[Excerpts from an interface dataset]
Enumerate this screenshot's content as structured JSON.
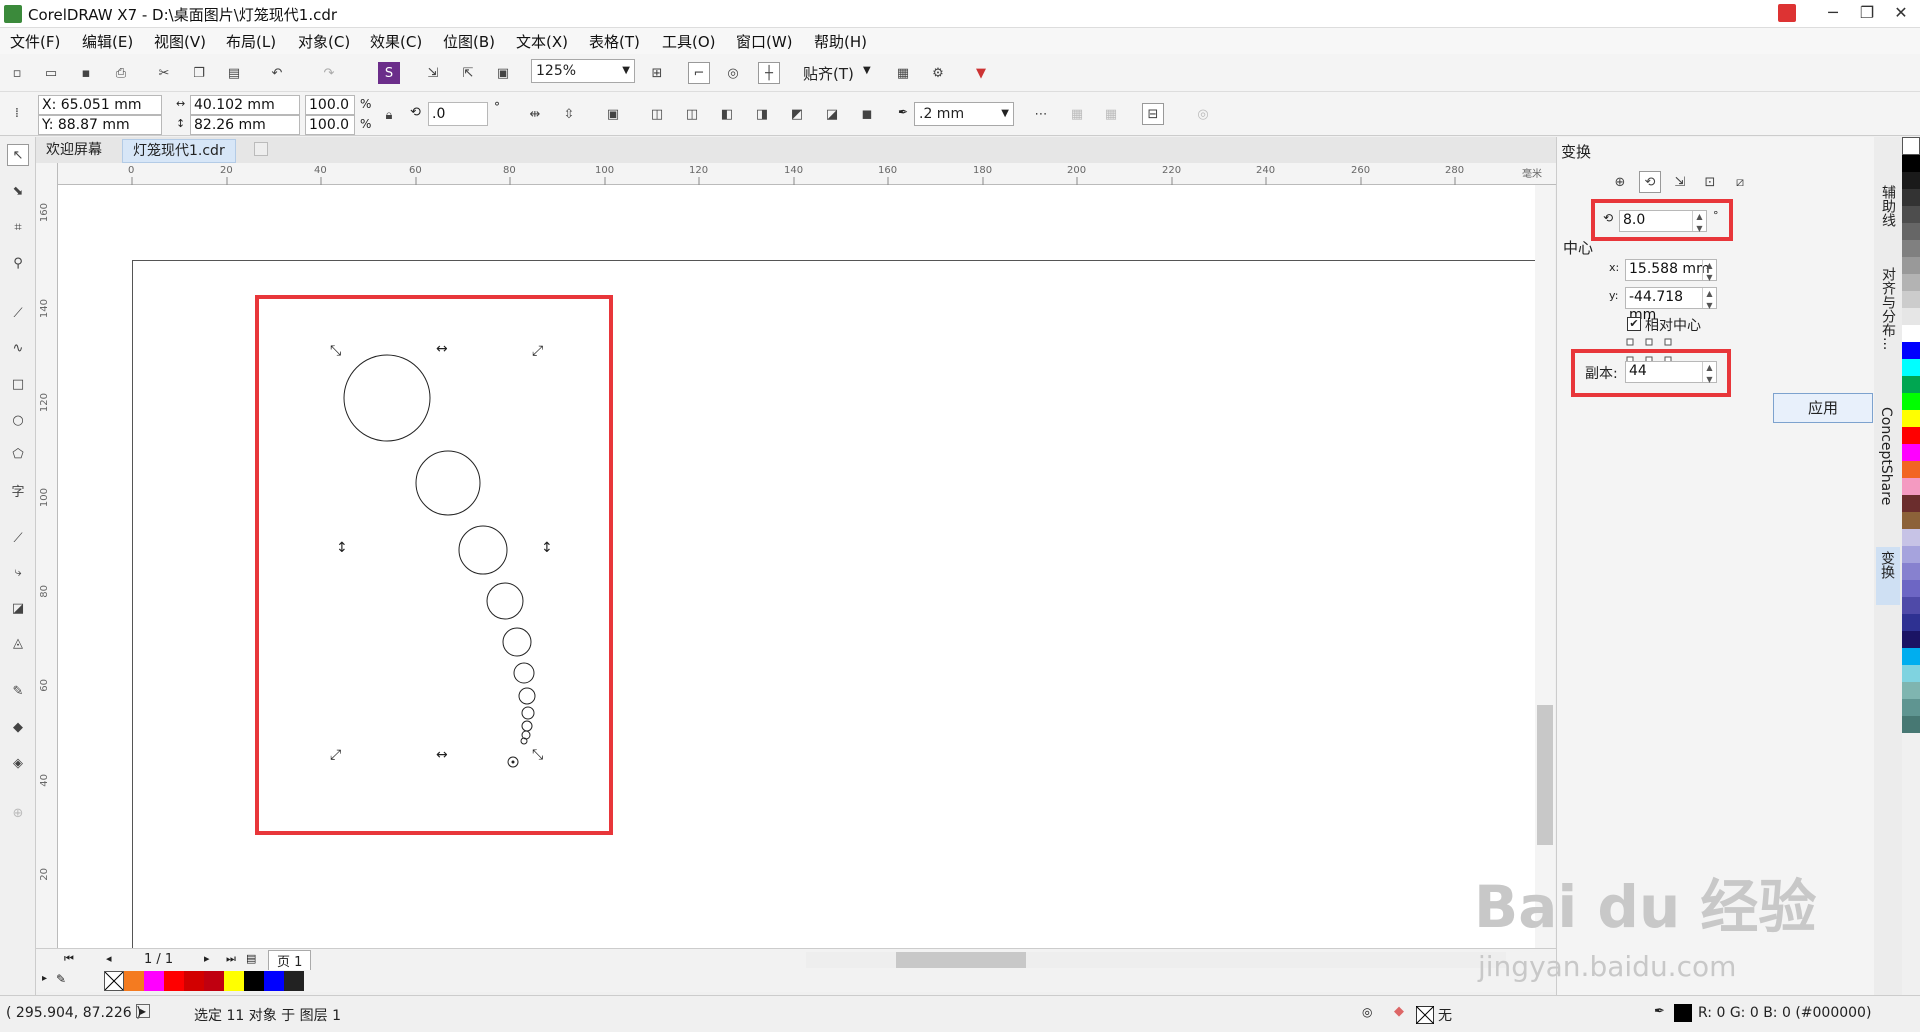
{
  "window": {
    "title": "CorelDRAW X7 - D:\\桌面图片\\灯笼现代1.cdr"
  },
  "menu": [
    "文件(F)",
    "编辑(E)",
    "视图(V)",
    "布局(L)",
    "对象(C)",
    "效果(C)",
    "位图(B)",
    "文本(X)",
    "表格(T)",
    "工具(O)",
    "窗口(W)",
    "帮助(H)"
  ],
  "toolbar": {
    "zoom": "125%",
    "snap_label": "贴齐(T)"
  },
  "propbar": {
    "x": "X: 65.051 mm",
    "y": "Y: 88.87 mm",
    "width": "40.102 mm",
    "height": "82.26 mm",
    "scale_w": "100.0",
    "scale_h": "100.0",
    "pct": "%",
    "angle": ".0",
    "deg": "°",
    "outline": ".2 mm"
  },
  "tabs": {
    "welcome": "欢迎屏幕",
    "doc": "灯笼现代1.cdr"
  },
  "ruler": {
    "h_ticks": [
      "0",
      "20",
      "40",
      "60",
      "80",
      "100",
      "120",
      "140",
      "160",
      "180",
      "200",
      "220",
      "240",
      "260",
      "280"
    ],
    "v_ticks": [
      "160",
      "140",
      "120",
      "100",
      "80",
      "60",
      "40",
      "20"
    ],
    "unit": "毫米"
  },
  "pager": {
    "page_count": "1 / 1",
    "page_tab": "页 1"
  },
  "docker": {
    "title": "变换",
    "rotation_value": "8.0",
    "deg": "°",
    "center_label": "中心",
    "x_label": "x:",
    "x_value": "15.588 mm",
    "y_label": "y:",
    "y_value": "-44.718 mm",
    "relative_label": "相对中心",
    "copies_label": "副本:",
    "copies_value": "44",
    "apply": "应用"
  },
  "vtabs": [
    "辅助线",
    "对齐与分布...",
    "ConceptShare",
    "变换"
  ],
  "status": {
    "coords": "( 295.904, 87.226 )",
    "selection": "选定 11 对象 于 图层 1",
    "fill_none": "无",
    "color_info": "R: 0 G: 0 B: 0 (#000000)"
  },
  "watermark": {
    "brand": "Bai du 经验",
    "url": "jingyan.baidu.com"
  },
  "colors": {
    "highlight": "#e8363a",
    "accent": "#3b8a3b"
  }
}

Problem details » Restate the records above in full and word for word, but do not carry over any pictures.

The completed task »
Enumerate this screenshot's content as structured JSON.
{
  "window": {
    "title": "CorelDRAW X7 - D:\\桌面图片\\灯笼现代1.cdr"
  },
  "menu": [
    "文件(F)",
    "编辑(E)",
    "视图(V)",
    "布局(L)",
    "对象(C)",
    "效果(C)",
    "位图(B)",
    "文本(X)",
    "表格(T)",
    "工具(O)",
    "窗口(W)",
    "帮助(H)"
  ],
  "toolbar": {
    "zoom": "125%",
    "snap_label": "贴齐(T)"
  },
  "propbar": {
    "x": "X: 65.051 mm",
    "y": "Y: 88.87 mm",
    "width": "40.102 mm",
    "height": "82.26 mm",
    "scale_w": "100.0",
    "scale_h": "100.0",
    "pct": "%",
    "angle": ".0",
    "deg": "°",
    "outline": ".2 mm"
  },
  "tabs": {
    "welcome": "欢迎屏幕",
    "doc": "灯笼现代1.cdr"
  },
  "ruler": {
    "h_ticks": [
      "0",
      "20",
      "40",
      "60",
      "80",
      "100",
      "120",
      "140",
      "160",
      "180",
      "200",
      "220",
      "240",
      "260",
      "280"
    ],
    "v_ticks": [
      "160",
      "140",
      "120",
      "100",
      "80",
      "60",
      "40",
      "20"
    ],
    "unit": "毫米"
  },
  "pager": {
    "page_count": "1 / 1",
    "page_tab": "页 1"
  },
  "docker": {
    "title": "变换",
    "rotation_value": "8.0",
    "deg": "°",
    "center_label": "中心",
    "x_label": "x:",
    "x_value": "15.588 mm",
    "y_label": "y:",
    "y_value": "-44.718 mm",
    "relative_label": "相对中心",
    "copies_label": "副本:",
    "copies_value": "44",
    "apply": "应用"
  },
  "vtabs": [
    "辅助线",
    "对齐与分布...",
    "ConceptShare",
    "变换"
  ],
  "status": {
    "coords": "( 295.904, 87.226 )",
    "selection": "选定 11 对象 于 图层 1",
    "fill_none": "无",
    "color_info": "R: 0 G: 0 B: 0 (#000000)"
  },
  "watermark": {
    "brand": "Bai du 经验",
    "url": "jingyan.baidu.com"
  },
  "colors": {
    "highlight": "#e8363a",
    "accent": "#3b8a3b"
  }
}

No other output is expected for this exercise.